Aim of the exercise: Restate every line of the material below word for word, skipping the images.

Records supplied:
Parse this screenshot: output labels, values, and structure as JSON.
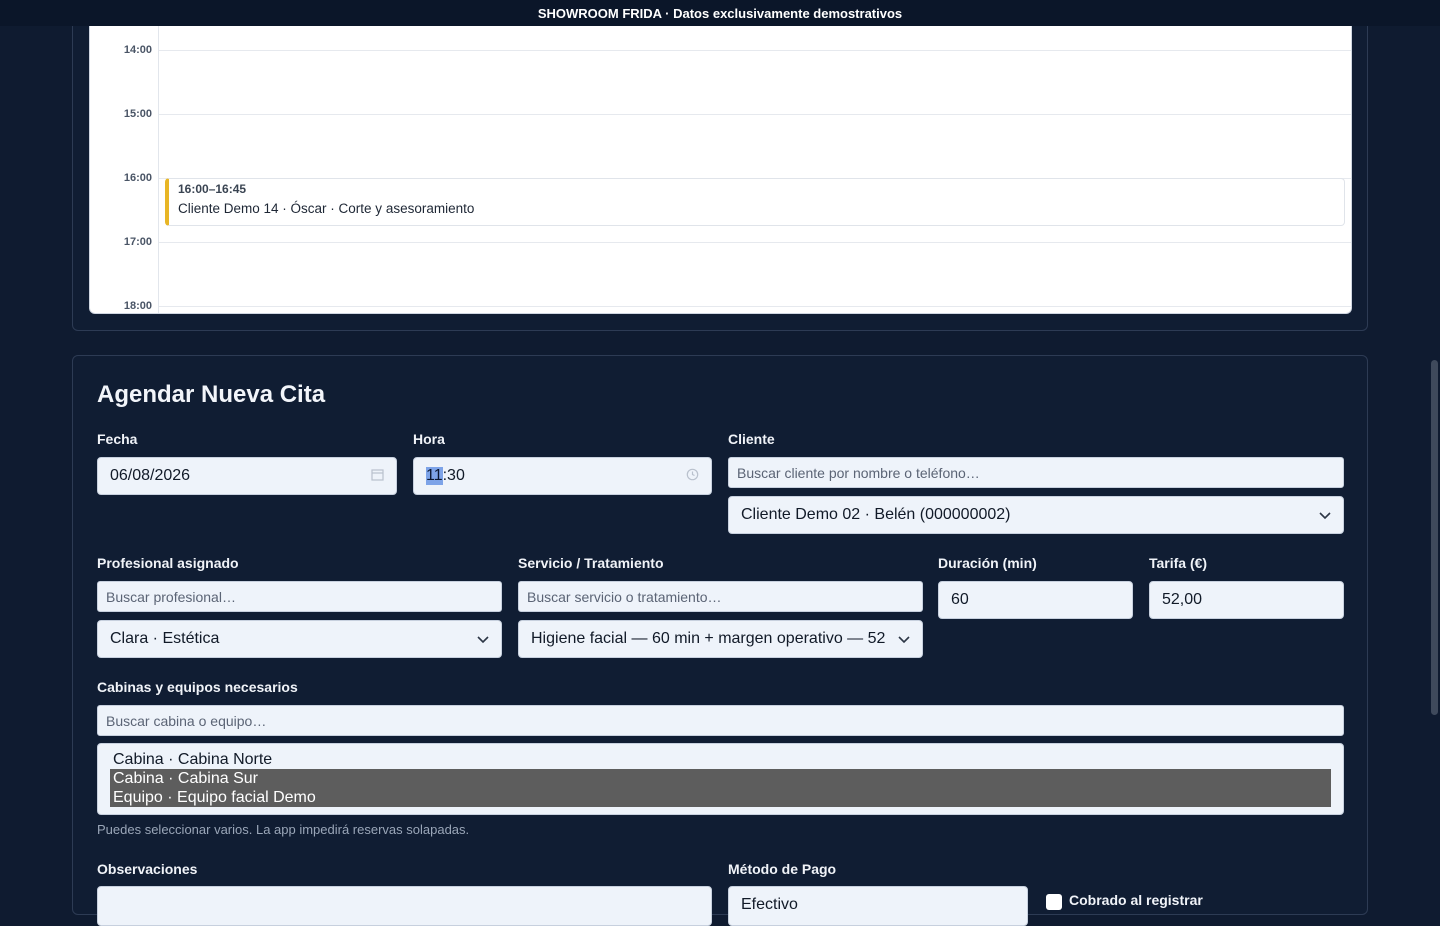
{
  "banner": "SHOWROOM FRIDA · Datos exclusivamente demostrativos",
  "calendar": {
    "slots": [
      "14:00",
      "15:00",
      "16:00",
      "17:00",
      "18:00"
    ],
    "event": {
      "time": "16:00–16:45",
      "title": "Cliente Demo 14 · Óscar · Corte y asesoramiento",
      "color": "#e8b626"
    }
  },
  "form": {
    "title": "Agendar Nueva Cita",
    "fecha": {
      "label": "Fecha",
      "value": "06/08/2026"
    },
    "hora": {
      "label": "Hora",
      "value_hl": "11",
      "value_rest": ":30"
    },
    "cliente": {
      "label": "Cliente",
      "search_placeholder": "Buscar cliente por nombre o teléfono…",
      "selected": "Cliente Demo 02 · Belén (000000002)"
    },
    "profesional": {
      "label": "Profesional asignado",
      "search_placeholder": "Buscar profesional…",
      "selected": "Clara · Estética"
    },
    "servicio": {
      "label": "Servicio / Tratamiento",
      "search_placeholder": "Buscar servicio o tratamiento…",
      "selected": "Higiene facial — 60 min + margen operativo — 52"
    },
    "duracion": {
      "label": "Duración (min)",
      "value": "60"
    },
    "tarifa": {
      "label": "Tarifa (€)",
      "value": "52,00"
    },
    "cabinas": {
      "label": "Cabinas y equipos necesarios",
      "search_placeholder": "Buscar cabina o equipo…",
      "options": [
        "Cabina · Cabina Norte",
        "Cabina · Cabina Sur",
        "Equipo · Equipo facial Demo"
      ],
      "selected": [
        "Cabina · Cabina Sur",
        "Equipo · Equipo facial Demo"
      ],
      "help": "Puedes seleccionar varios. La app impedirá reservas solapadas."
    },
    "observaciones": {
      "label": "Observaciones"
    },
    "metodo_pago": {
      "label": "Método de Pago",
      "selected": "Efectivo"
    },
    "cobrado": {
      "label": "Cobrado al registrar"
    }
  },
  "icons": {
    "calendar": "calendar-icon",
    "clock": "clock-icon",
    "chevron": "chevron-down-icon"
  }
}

Exercise output:
Parse this screenshot: output labels, values, and structure as JSON.
{
  "banner": "SHOWROOM FRIDA · Datos exclusivamente demostrativos",
  "calendar": {
    "slots": [
      "14:00",
      "15:00",
      "16:00",
      "17:00",
      "18:00"
    ],
    "event": {
      "time": "16:00–16:45",
      "title": "Cliente Demo 14 · Óscar · Corte y asesoramiento",
      "color": "#e8b626"
    }
  },
  "form": {
    "title": "Agendar Nueva Cita",
    "fecha": {
      "label": "Fecha",
      "value": "06/08/2026"
    },
    "hora": {
      "label": "Hora",
      "value_hl": "11",
      "value_rest": ":30"
    },
    "cliente": {
      "label": "Cliente",
      "search_placeholder": "Buscar cliente por nombre o teléfono…",
      "selected": "Cliente Demo 02 · Belén (000000002)"
    },
    "profesional": {
      "label": "Profesional asignado",
      "search_placeholder": "Buscar profesional…",
      "selected": "Clara · Estética"
    },
    "servicio": {
      "label": "Servicio / Tratamiento",
      "search_placeholder": "Buscar servicio o tratamiento…",
      "selected": "Higiene facial — 60 min + margen operativo — 52"
    },
    "duracion": {
      "label": "Duración (min)",
      "value": "60"
    },
    "tarifa": {
      "label": "Tarifa (€)",
      "value": "52,00"
    },
    "cabinas": {
      "label": "Cabinas y equipos necesarios",
      "search_placeholder": "Buscar cabina o equipo…",
      "options": [
        "Cabina · Cabina Norte",
        "Cabina · Cabina Sur",
        "Equipo · Equipo facial Demo"
      ],
      "selected": [
        "Cabina · Cabina Sur",
        "Equipo · Equipo facial Demo"
      ],
      "help": "Puedes seleccionar varios. La app impedirá reservas solapadas."
    },
    "observaciones": {
      "label": "Observaciones"
    },
    "metodo_pago": {
      "label": "Método de Pago",
      "selected": "Efectivo"
    },
    "cobrado": {
      "label": "Cobrado al registrar"
    }
  },
  "icons": {
    "calendar": "calendar-icon",
    "clock": "clock-icon",
    "chevron": "chevron-down-icon"
  }
}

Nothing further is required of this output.